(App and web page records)
================================

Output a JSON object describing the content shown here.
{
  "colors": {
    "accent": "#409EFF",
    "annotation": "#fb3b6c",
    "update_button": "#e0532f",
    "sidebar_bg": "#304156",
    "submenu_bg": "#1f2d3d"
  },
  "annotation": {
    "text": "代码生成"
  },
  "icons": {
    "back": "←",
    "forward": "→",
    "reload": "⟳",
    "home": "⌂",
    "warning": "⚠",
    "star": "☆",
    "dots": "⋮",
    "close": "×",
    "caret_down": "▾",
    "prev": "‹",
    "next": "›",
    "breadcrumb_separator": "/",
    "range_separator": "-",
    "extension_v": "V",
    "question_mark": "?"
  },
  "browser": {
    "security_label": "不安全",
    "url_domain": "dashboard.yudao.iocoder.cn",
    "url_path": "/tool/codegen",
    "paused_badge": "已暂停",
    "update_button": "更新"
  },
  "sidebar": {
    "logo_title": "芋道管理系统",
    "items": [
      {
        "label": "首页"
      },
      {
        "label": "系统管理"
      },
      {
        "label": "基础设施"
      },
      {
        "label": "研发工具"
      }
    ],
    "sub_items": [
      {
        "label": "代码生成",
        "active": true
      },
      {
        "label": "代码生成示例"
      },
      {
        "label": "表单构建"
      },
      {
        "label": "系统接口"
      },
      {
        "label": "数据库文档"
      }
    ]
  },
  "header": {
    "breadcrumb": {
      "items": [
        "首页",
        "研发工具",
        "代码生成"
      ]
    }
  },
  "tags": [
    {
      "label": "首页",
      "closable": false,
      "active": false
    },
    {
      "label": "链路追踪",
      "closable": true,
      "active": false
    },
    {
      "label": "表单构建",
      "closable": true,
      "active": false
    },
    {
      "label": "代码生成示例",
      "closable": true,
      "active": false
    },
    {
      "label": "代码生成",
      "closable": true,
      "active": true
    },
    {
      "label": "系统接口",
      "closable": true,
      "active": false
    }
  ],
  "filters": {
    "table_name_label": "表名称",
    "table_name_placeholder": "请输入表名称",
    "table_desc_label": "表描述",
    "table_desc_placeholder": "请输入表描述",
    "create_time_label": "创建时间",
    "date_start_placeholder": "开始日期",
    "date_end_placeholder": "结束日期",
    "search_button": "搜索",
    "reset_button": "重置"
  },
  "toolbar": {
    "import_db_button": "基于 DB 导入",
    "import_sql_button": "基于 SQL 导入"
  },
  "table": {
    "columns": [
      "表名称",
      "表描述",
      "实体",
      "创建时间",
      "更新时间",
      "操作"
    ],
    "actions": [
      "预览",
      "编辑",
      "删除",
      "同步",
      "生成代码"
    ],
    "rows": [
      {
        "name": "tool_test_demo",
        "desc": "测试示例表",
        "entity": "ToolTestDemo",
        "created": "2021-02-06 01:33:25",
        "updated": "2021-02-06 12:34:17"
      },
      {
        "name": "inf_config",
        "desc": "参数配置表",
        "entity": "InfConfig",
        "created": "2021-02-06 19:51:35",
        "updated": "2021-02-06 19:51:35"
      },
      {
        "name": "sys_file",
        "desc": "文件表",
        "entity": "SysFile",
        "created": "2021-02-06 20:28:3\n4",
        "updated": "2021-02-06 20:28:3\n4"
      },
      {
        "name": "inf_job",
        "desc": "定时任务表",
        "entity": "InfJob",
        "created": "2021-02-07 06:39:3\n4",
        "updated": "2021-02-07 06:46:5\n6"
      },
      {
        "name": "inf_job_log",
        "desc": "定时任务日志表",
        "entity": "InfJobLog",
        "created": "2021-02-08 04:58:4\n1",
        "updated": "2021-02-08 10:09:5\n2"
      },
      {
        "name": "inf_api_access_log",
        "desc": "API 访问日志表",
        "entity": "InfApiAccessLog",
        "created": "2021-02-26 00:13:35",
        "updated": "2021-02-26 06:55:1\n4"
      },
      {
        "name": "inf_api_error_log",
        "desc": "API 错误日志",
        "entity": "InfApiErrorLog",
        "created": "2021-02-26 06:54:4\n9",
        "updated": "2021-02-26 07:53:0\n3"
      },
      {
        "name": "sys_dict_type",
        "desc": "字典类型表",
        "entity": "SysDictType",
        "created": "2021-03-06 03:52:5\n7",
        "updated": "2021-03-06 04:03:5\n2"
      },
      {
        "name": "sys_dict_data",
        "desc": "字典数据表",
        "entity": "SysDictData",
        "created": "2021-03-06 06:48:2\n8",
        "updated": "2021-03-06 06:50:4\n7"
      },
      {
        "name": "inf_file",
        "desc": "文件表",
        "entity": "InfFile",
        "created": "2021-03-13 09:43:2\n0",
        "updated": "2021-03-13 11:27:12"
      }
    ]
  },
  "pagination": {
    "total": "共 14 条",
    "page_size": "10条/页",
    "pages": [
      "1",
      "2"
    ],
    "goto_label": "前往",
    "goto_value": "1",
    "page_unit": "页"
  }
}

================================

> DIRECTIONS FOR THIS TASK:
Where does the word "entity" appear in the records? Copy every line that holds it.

> EXERCISE RESULT:
        "entity": "ToolTestDemo",
        "entity": "InfConfig",
        "entity": "SysFile",
        "entity": "InfJob",
        "entity": "InfJobLog",
        "entity": "InfApiAccessLog",
        "entity": "InfApiErrorLog",
        "entity": "SysDictType",
        "entity": "SysDictData",
        "entity": "InfFile",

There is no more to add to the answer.